**YOUR OBJECTIVE**
Which lines in the records below hold the word "name"? Copy each of them.

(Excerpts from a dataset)
————
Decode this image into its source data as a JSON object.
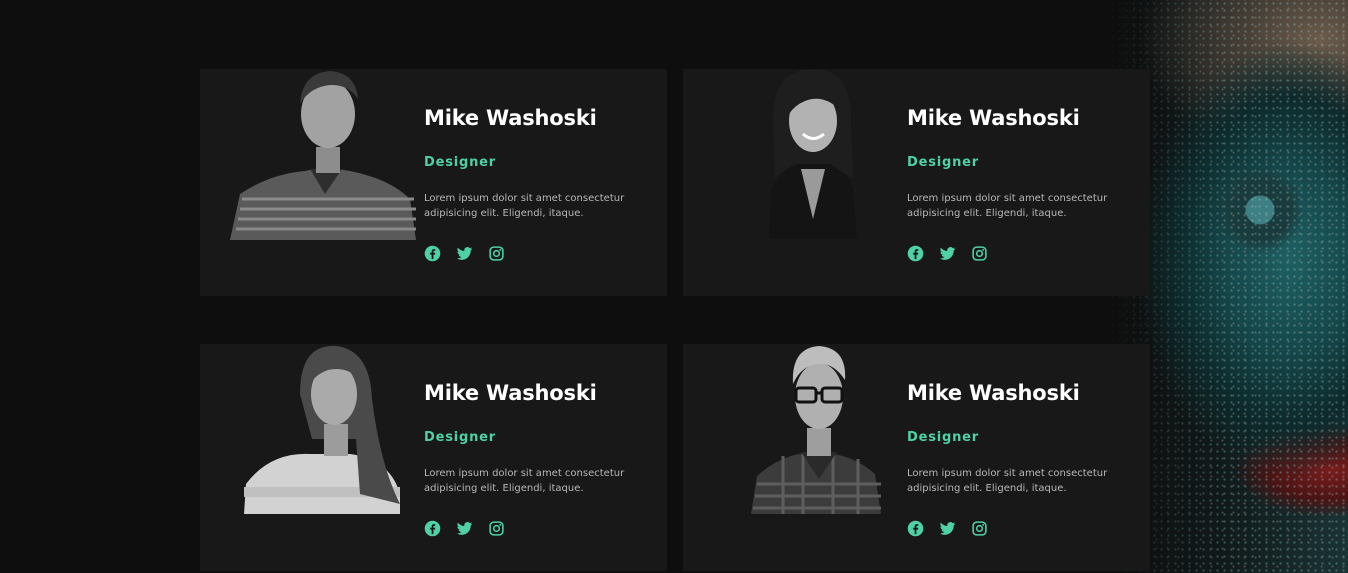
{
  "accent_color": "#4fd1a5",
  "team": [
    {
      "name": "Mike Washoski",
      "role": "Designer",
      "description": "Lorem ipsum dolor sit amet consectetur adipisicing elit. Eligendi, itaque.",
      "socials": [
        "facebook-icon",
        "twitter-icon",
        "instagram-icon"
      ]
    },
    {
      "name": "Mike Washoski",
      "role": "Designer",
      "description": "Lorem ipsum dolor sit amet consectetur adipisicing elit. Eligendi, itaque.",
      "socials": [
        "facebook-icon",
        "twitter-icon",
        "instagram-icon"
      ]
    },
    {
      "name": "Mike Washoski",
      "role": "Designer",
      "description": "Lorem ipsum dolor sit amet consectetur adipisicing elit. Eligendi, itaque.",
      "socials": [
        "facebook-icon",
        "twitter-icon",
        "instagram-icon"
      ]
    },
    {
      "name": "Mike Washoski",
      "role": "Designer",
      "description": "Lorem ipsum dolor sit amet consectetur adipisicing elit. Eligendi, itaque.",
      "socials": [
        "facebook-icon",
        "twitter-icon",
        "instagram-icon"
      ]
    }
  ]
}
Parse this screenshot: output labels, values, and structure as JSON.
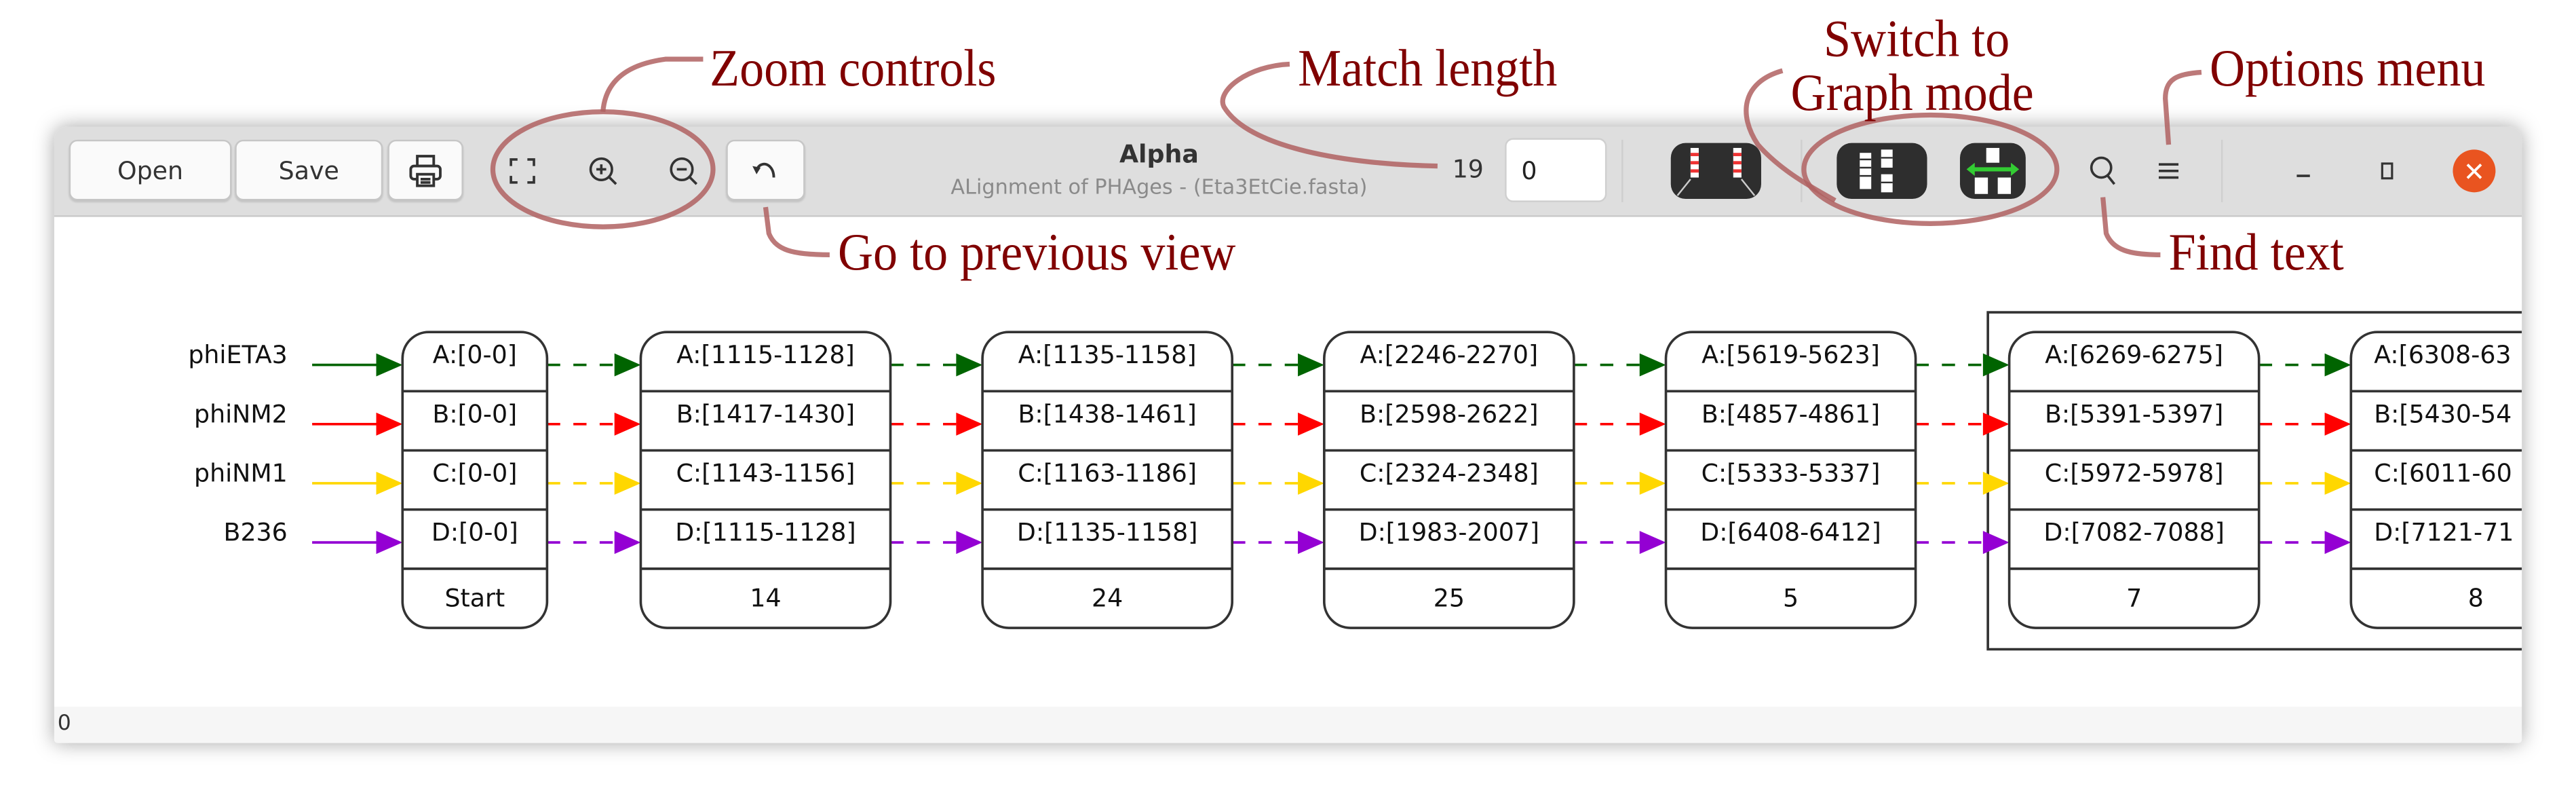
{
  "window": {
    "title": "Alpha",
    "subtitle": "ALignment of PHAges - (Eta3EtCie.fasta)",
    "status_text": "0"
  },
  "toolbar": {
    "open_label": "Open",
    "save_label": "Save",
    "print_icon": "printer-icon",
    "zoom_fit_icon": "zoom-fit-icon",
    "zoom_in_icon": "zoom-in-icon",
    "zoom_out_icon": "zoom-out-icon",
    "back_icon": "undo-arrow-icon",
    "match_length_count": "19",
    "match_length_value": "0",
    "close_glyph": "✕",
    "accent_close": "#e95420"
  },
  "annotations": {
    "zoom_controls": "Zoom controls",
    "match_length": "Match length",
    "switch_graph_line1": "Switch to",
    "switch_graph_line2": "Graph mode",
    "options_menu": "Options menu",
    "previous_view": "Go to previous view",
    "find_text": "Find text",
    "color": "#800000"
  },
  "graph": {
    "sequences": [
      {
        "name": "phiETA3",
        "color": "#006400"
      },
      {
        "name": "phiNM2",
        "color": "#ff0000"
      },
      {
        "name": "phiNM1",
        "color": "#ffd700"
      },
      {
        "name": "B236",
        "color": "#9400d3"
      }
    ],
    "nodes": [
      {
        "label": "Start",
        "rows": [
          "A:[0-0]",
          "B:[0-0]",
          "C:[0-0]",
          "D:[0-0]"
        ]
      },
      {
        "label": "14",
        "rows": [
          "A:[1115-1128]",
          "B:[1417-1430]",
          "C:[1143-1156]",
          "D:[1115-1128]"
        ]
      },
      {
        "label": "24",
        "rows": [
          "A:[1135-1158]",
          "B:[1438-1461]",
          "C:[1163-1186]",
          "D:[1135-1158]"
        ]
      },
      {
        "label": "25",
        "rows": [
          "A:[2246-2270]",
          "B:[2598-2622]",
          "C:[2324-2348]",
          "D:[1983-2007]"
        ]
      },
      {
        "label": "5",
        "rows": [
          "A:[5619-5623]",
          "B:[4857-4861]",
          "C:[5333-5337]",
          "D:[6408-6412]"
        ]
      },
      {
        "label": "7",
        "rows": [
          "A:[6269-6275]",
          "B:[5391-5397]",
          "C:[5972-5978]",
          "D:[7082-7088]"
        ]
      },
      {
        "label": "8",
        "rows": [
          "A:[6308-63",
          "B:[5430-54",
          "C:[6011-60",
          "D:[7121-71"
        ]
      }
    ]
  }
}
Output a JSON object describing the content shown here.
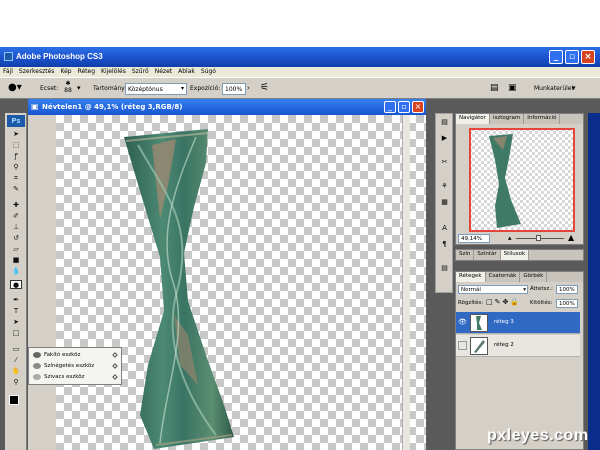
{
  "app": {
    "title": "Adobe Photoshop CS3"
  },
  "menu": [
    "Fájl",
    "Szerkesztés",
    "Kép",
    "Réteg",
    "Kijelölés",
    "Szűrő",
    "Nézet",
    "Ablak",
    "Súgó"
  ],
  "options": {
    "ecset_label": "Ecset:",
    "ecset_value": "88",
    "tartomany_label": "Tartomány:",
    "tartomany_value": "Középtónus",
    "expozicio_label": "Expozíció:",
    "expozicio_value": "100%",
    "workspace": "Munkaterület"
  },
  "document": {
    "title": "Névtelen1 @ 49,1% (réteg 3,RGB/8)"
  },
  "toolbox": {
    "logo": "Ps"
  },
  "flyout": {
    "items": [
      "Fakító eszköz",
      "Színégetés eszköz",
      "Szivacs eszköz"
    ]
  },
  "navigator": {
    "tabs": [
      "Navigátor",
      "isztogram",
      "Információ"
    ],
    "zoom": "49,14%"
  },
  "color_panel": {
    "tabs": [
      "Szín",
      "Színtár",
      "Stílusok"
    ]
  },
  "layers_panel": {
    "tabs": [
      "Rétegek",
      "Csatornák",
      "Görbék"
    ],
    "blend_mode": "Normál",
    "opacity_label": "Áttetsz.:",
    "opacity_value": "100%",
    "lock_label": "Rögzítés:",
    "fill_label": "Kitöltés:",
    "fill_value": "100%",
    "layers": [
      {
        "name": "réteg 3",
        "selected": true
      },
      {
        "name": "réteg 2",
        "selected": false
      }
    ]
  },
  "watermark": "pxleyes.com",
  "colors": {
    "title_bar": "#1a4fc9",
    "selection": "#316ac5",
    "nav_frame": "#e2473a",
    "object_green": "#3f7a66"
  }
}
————
**OUTPUT FOR THIS TASK**
      "name": "Mike Washoski",
      "name": "Mike Washoski",
      "name": "Mike Washoski",
      "name": "Mike Washoski",
        "name": "phiETA3",
        "name": "phiNM2",
        "name": "phiNM1",
        "name": "B236",
        "name": "réteg 3",
        "name": "réteg 2",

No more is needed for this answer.